* [Goal of the exercise]: Using the listing below, extract each line that has the word "true" in it.
START Source material
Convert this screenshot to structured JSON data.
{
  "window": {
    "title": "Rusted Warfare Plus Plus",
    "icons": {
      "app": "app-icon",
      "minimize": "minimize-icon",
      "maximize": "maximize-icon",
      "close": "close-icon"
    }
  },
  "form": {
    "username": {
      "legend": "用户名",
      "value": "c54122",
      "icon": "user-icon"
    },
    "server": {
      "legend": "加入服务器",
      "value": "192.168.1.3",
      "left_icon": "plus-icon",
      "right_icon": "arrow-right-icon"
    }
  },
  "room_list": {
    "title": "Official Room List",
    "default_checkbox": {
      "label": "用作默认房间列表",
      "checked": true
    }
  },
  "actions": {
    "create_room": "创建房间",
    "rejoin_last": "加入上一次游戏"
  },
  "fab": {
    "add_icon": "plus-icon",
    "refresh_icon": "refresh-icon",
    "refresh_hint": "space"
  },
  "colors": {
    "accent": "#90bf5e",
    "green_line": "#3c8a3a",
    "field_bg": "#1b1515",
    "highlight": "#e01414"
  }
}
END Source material
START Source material
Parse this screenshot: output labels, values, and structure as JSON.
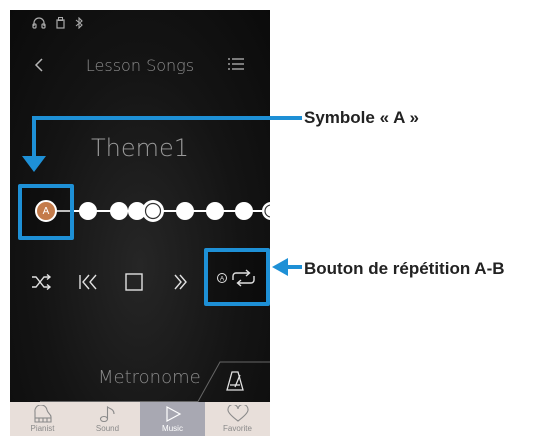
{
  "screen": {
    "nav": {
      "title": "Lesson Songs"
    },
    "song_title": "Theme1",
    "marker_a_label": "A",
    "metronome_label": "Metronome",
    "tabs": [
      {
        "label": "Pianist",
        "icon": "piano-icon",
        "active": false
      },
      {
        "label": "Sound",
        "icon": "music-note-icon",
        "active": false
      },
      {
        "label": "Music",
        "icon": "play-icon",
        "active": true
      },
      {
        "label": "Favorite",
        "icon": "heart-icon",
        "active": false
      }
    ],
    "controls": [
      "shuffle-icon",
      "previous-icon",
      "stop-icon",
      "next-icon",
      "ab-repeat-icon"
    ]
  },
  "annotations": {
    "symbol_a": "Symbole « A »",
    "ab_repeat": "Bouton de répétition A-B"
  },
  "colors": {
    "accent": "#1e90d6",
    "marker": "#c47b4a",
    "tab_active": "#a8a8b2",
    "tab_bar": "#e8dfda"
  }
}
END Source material
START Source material
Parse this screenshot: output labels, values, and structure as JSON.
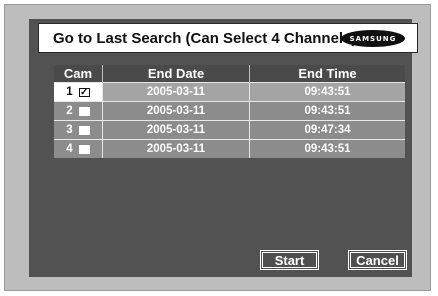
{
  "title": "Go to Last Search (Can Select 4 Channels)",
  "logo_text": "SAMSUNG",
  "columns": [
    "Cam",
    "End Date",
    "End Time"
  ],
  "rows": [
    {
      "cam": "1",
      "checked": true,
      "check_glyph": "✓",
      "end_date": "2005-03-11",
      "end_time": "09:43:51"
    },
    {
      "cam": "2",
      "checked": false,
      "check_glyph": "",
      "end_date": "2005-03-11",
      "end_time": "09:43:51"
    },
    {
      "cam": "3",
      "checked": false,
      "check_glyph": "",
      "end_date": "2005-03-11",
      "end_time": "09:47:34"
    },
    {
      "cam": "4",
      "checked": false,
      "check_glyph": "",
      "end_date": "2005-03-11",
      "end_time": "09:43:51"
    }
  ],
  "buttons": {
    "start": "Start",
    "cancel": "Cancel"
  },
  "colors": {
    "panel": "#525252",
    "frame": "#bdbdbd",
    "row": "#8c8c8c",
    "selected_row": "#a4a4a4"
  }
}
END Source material
* [Exercise answer]:
      "checked": true
        "active": true
      "checked": true,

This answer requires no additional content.